Buying a new car can be an exciting but stressful experience. Once you’ve chosen the ideal car for you, it is then time to contact a reputable dealer – such as Perrys – and agree on a price.
However, there is a wide range of methods available for you to pay for the car, depending on personal preference and circumstances at the time. We’ve rounded up some of the options you have to pay for your new car.
Paying by cash is the easiest way to buy a car. Obviously cars can be an expensive purchase, and not everyone has a large amount of cash readily available to pay in one lump sum.
For those who do choose this method, the benefits are obvious. You pay for the car outright and own the car instantly. The buyer will also avoid interest on loans or leasing agreements and the car can be sold on at any point.
Be aware dealers could be less likely to haggle if you’re paying with cash though. Also, it may even be that in a high-interest account, the cash will earn more money than any interests on a loan payment, making it cheaper to buy the car with a loan.
A personal loan involves the buyer organising the loan with a bank or financial institution. The buyer will then pay the dealer and repay the bank or financial institution the money.
Dealers will treat this in the same way as the paying by cash option as they will not be supplying the finance for the car. Therefore they may be more reluctant to haggle.
Like paying with cash, the buyer owns the car from the start and can sell the car whenever they want.
Banks tend to offer competitive rates of interest as well, which could lead to a good deal for the buyer. Shop around for a low rate of APR and try to stay away from high interest institutions such as money lenders or pawnbrokers.
It is possible to buy a car on a credit card, but it would only be recommended for short term purchases. The interest rates on a credit card can be very low initially – sometimes even 0 per cent – but once interest kicks in, it can be higher than that of a personal loan.
Credit cards can be used for deposits or if you are intending to pay for the car in full within a short period of time – usually within a year.
The first dealer-led option we have included. It is also one of the most popular and effective ways to buy a car.
The hire purchase option involves borrowing the amount needed from a motor finance company, which will pay for the car. The buyer will then repay the money on a monthly basis. Once the car is fully paid for, the buyer will then own the car.
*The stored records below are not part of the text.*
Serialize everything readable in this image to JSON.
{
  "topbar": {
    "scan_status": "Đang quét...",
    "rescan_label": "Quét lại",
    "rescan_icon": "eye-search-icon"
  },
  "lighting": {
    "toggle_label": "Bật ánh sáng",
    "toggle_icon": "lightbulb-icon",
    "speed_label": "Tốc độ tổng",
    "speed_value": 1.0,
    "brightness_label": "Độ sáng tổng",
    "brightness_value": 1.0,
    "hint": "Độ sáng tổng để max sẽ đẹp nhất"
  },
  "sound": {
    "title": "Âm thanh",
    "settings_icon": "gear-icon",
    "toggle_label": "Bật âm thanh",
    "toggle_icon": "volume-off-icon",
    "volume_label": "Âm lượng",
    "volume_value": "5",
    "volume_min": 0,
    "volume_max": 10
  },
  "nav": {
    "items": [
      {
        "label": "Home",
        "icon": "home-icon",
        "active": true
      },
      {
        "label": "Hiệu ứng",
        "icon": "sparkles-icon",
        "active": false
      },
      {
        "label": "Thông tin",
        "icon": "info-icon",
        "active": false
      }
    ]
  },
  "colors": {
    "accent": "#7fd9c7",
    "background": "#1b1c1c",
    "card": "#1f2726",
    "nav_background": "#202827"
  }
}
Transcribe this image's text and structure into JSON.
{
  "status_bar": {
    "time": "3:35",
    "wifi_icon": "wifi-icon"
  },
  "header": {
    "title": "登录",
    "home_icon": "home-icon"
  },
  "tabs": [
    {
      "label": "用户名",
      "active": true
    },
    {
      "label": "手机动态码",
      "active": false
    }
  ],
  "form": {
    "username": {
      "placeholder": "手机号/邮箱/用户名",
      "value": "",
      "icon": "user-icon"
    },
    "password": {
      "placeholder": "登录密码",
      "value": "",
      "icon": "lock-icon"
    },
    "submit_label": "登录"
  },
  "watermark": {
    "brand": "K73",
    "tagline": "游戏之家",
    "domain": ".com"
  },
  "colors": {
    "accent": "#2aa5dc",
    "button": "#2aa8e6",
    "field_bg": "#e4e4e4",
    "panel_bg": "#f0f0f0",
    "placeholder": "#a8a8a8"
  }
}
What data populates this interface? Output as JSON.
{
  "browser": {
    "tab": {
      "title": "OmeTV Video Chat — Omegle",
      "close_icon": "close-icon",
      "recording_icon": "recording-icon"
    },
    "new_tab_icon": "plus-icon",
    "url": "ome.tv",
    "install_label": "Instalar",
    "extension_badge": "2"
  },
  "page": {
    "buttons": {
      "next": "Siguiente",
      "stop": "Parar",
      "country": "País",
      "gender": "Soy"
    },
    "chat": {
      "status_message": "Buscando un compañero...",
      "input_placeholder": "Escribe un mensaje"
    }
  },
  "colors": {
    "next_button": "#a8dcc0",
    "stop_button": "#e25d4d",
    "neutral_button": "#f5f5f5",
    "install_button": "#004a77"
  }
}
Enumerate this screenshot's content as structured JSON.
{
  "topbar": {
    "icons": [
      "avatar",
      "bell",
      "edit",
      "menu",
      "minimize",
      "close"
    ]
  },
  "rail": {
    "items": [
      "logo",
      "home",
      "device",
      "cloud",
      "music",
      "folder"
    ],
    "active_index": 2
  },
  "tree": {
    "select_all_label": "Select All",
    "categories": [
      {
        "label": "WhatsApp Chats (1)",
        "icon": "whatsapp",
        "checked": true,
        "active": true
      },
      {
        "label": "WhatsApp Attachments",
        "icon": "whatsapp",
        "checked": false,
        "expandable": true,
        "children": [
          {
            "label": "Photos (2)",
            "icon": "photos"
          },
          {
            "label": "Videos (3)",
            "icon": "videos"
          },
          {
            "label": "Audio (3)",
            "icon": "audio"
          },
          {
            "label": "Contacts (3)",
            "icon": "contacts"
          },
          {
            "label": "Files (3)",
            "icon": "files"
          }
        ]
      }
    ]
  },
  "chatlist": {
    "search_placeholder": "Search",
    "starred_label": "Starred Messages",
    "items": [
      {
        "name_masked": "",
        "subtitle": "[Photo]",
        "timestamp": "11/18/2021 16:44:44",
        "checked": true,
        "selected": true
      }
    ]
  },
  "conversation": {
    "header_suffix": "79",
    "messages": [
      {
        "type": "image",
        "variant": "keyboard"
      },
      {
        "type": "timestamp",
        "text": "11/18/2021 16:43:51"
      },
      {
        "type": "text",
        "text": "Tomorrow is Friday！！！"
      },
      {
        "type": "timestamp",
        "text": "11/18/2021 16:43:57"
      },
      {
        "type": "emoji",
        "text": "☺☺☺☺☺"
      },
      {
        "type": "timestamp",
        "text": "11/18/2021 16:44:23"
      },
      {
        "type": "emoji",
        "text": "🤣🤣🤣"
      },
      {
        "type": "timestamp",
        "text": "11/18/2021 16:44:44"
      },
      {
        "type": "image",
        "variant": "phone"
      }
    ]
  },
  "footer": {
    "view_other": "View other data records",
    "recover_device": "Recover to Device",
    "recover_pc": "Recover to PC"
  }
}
A hire purchase scheme can be advantageous because larger amounts can be borrowed than is possible with personal loans. It is easy to arrange and there are usually low deposits.
Dealers will also offer a choice of contract lengths and extras such as GAP insurance and Vehicle Replacement Cover.
However, if a payment is missed, the motor finance company can take back the car.
Personal contract purchase (PCP)
The personal contract purchase option consists of the dealer organising a loan for the buyer from a motor finance company. The buyer then pays the motor finance company a reduced monthly payment the car for a fixed period.
This payment will be the difference between the full loan and the deferred amount, plus interest. At the end of the agreement the buyer can pay off the deferred amount and keep the car, hand back the car or trade it in against another car.
This method involves lower deposits and monthly payments with a choice of options at the end of the agreement. However, the car is not owned outright.
Leasing or personal contract hire
Leasing a car involves paying a fixed rental amount to a motor finance company. This is set up by the dealer.
Usually all servicing and car maintenance is taken care of by the dealer as part of the arrangement.
At the end of the agreement, there is no option to buy and the car is handed back to the dealer. The benefits in leasing include very flexible terms and no depreciation risk on the car.
Many people will lease for the length of the warranty offered with the car, so if anything goes wrong, the driver is covered.